Goal of the exercise: Down to the last line, retype the records below exactly and skip the pictures.

START Entries shown

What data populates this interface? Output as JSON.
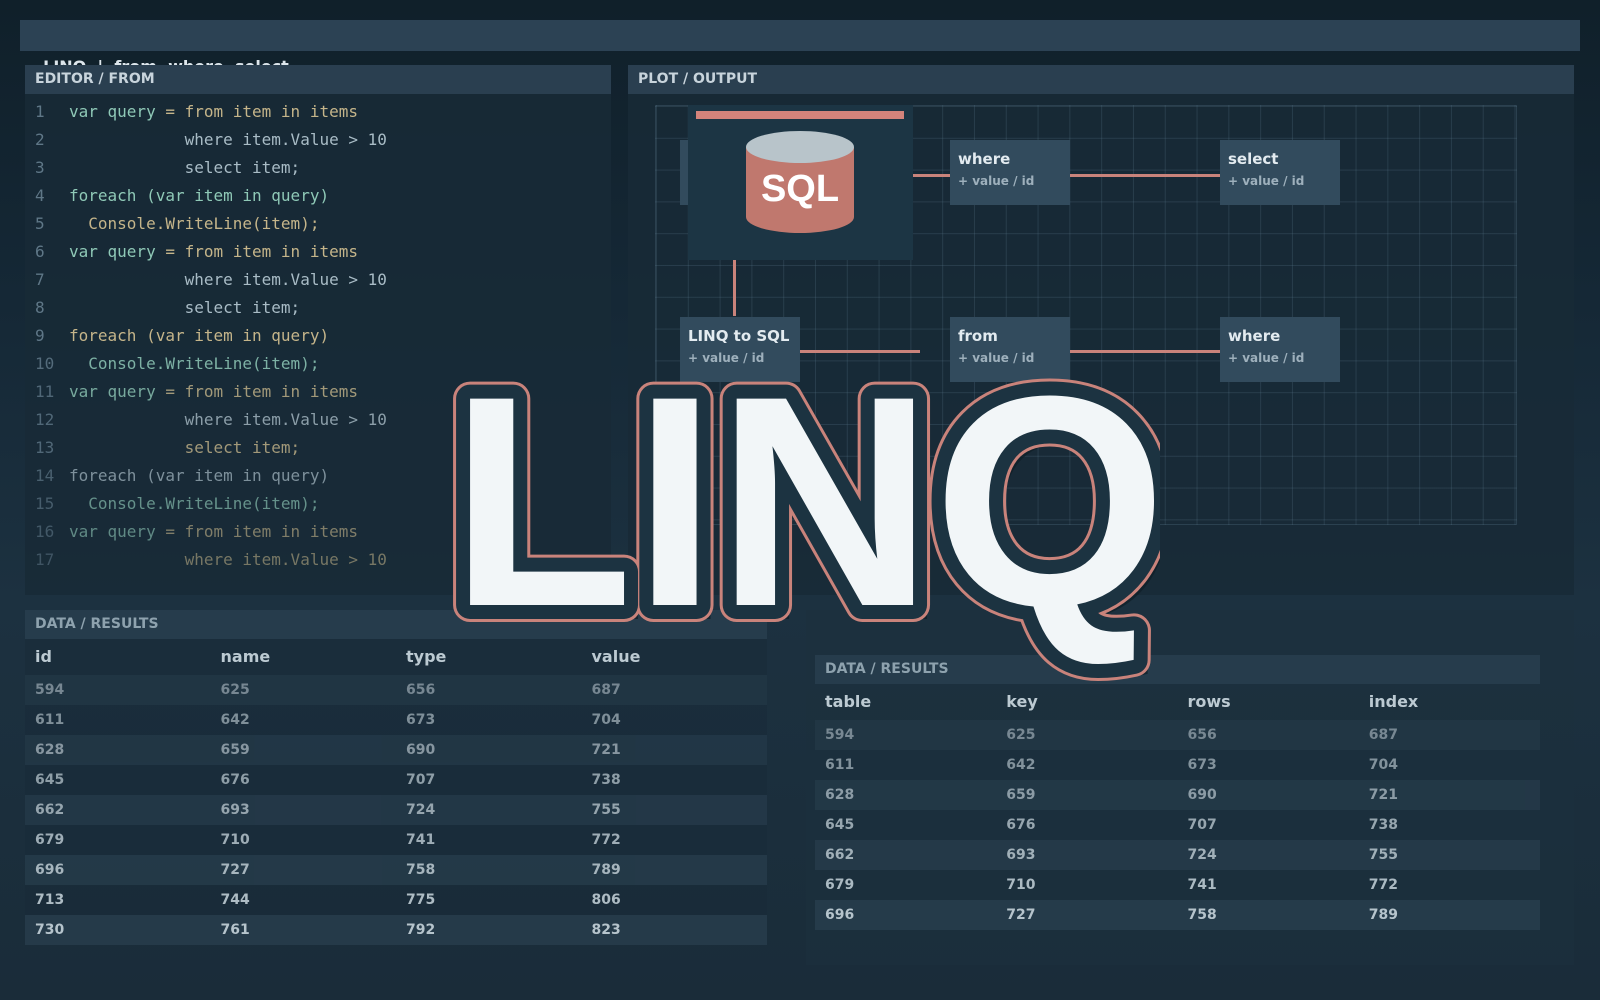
{
  "window": {
    "title": "LINQ  |  from  where  select"
  },
  "editor": {
    "title": "EDITOR / FROM",
    "lines": [
      {
        "n": "1",
        "a": "var query ",
        "b": "= from item in items",
        "c": ""
      },
      {
        "n": "2",
        "a": "",
        "b": "",
        "c": "            where item.Value > 10"
      },
      {
        "n": "3",
        "a": "",
        "b": "",
        "c": "            select item;"
      },
      {
        "n": "4",
        "a": "foreach (var item in query)",
        "b": "",
        "c": ""
      },
      {
        "n": "5",
        "a": "",
        "b": "  Console.WriteLine(item);",
        "c": ""
      },
      {
        "n": "6",
        "a": "var query ",
        "b": "= from item in items",
        "c": ""
      },
      {
        "n": "7",
        "a": "",
        "b": "",
        "c": "            where item.Value > 10"
      },
      {
        "n": "8",
        "a": "",
        "b": "",
        "c": "            select item;"
      },
      {
        "n": "9",
        "a": "",
        "b": "foreach (var item in query)",
        "c": ""
      },
      {
        "n": "10",
        "a": "  Console.WriteLine(item);",
        "b": "",
        "c": ""
      },
      {
        "n": "11",
        "a": "var query ",
        "b": "= from item in items",
        "c": ""
      },
      {
        "n": "12",
        "a": "",
        "b": "",
        "c": "            where item.Value > 10"
      },
      {
        "n": "13",
        "a": "",
        "b": "            select item;",
        "c": ""
      },
      {
        "n": "14",
        "a": "",
        "b": "",
        "c": "foreach (var item in query)"
      },
      {
        "n": "15",
        "a": "  Console.WriteLine(item);",
        "b": "",
        "c": ""
      },
      {
        "n": "16",
        "a": "var query ",
        "b": "= from item in items",
        "c": ""
      },
      {
        "n": "17",
        "a": "",
        "b": "            where item.Value > 10",
        "c": ""
      }
    ]
  },
  "plot": {
    "title": "PLOT / OUTPUT",
    "node_sub": "+ value / id",
    "nodes": [
      {
        "label": "where"
      },
      {
        "label": "select"
      },
      {
        "label": "LINQ to SQL"
      },
      {
        "label": "from"
      },
      {
        "label": "where"
      }
    ],
    "sql_label": "SQL"
  },
  "results1": {
    "title": "DATA / RESULTS",
    "columns": [
      "id",
      "name",
      "type",
      "value"
    ],
    "rows": [
      [
        "594",
        "625",
        "656",
        "687"
      ],
      [
        "611",
        "642",
        "673",
        "704"
      ],
      [
        "628",
        "659",
        "690",
        "721"
      ],
      [
        "645",
        "676",
        "707",
        "738"
      ],
      [
        "662",
        "693",
        "724",
        "755"
      ],
      [
        "679",
        "710",
        "741",
        "772"
      ],
      [
        "696",
        "727",
        "758",
        "789"
      ],
      [
        "713",
        "744",
        "775",
        "806"
      ],
      [
        "730",
        "761",
        "792",
        "823"
      ]
    ]
  },
  "results2": {
    "title": "DATA / RESULTS",
    "columns": [
      "table",
      "key",
      "rows",
      "index"
    ],
    "rows": [
      [
        "594",
        "625",
        "656",
        "687"
      ],
      [
        "611",
        "642",
        "673",
        "704"
      ],
      [
        "628",
        "659",
        "690",
        "721"
      ],
      [
        "645",
        "676",
        "707",
        "738"
      ],
      [
        "662",
        "693",
        "724",
        "755"
      ],
      [
        "679",
        "710",
        "741",
        "772"
      ],
      [
        "696",
        "727",
        "758",
        "789"
      ]
    ]
  },
  "logo": {
    "text": "LINQ"
  },
  "colors": {
    "accent": "#c9837b",
    "logo_fill": "#f2f6f8",
    "logo_stroke": "#1c3341",
    "sql_drum": "#c0786e"
  }
}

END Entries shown

Answer box:
What data populates this interface? Output as JSON.
{
  "window": {
    "title": "LINQ  |  from  where  select"
  },
  "editor": {
    "title": "EDITOR / FROM",
    "lines": [
      {
        "n": "1",
        "a": "var query ",
        "b": "= from item in items",
        "c": ""
      },
      {
        "n": "2",
        "a": "",
        "b": "",
        "c": "            where item.Value > 10"
      },
      {
        "n": "3",
        "a": "",
        "b": "",
        "c": "            select item;"
      },
      {
        "n": "4",
        "a": "foreach (var item in query)",
        "b": "",
        "c": ""
      },
      {
        "n": "5",
        "a": "",
        "b": "  Console.WriteLine(item);",
        "c": ""
      },
      {
        "n": "6",
        "a": "var query ",
        "b": "= from item in items",
        "c": ""
      },
      {
        "n": "7",
        "a": "",
        "b": "",
        "c": "            where item.Value > 10"
      },
      {
        "n": "8",
        "a": "",
        "b": "",
        "c": "            select item;"
      },
      {
        "n": "9",
        "a": "",
        "b": "foreach (var item in query)",
        "c": ""
      },
      {
        "n": "10",
        "a": "  Console.WriteLine(item);",
        "b": "",
        "c": ""
      },
      {
        "n": "11",
        "a": "var query ",
        "b": "= from item in items",
        "c": ""
      },
      {
        "n": "12",
        "a": "",
        "b": "",
        "c": "            where item.Value > 10"
      },
      {
        "n": "13",
        "a": "",
        "b": "            select item;",
        "c": ""
      },
      {
        "n": "14",
        "a": "",
        "b": "",
        "c": "foreach (var item in query)"
      },
      {
        "n": "15",
        "a": "  Console.WriteLine(item);",
        "b": "",
        "c": ""
      },
      {
        "n": "16",
        "a": "var query ",
        "b": "= from item in items",
        "c": ""
      },
      {
        "n": "17",
        "a": "",
        "b": "            where item.Value > 10",
        "c": ""
      }
    ]
  },
  "plot": {
    "title": "PLOT / OUTPUT",
    "node_sub": "+ value / id",
    "nodes": [
      {
        "label": "where"
      },
      {
        "label": "select"
      },
      {
        "label": "LINQ to SQL"
      },
      {
        "label": "from"
      },
      {
        "label": "where"
      }
    ],
    "sql_label": "SQL"
  },
  "results1": {
    "title": "DATA / RESULTS",
    "columns": [
      "id",
      "name",
      "type",
      "value"
    ],
    "rows": [
      [
        "594",
        "625",
        "656",
        "687"
      ],
      [
        "611",
        "642",
        "673",
        "704"
      ],
      [
        "628",
        "659",
        "690",
        "721"
      ],
      [
        "645",
        "676",
        "707",
        "738"
      ],
      [
        "662",
        "693",
        "724",
        "755"
      ],
      [
        "679",
        "710",
        "741",
        "772"
      ],
      [
        "696",
        "727",
        "758",
        "789"
      ],
      [
        "713",
        "744",
        "775",
        "806"
      ],
      [
        "730",
        "761",
        "792",
        "823"
      ]
    ]
  },
  "results2": {
    "title": "DATA / RESULTS",
    "columns": [
      "table",
      "key",
      "rows",
      "index"
    ],
    "rows": [
      [
        "594",
        "625",
        "656",
        "687"
      ],
      [
        "611",
        "642",
        "673",
        "704"
      ],
      [
        "628",
        "659",
        "690",
        "721"
      ],
      [
        "645",
        "676",
        "707",
        "738"
      ],
      [
        "662",
        "693",
        "724",
        "755"
      ],
      [
        "679",
        "710",
        "741",
        "772"
      ],
      [
        "696",
        "727",
        "758",
        "789"
      ]
    ]
  },
  "logo": {
    "text": "LINQ"
  },
  "colors": {
    "accent": "#c9837b",
    "logo_fill": "#f2f6f8",
    "logo_stroke": "#1c3341",
    "sql_drum": "#c0786e"
  }
}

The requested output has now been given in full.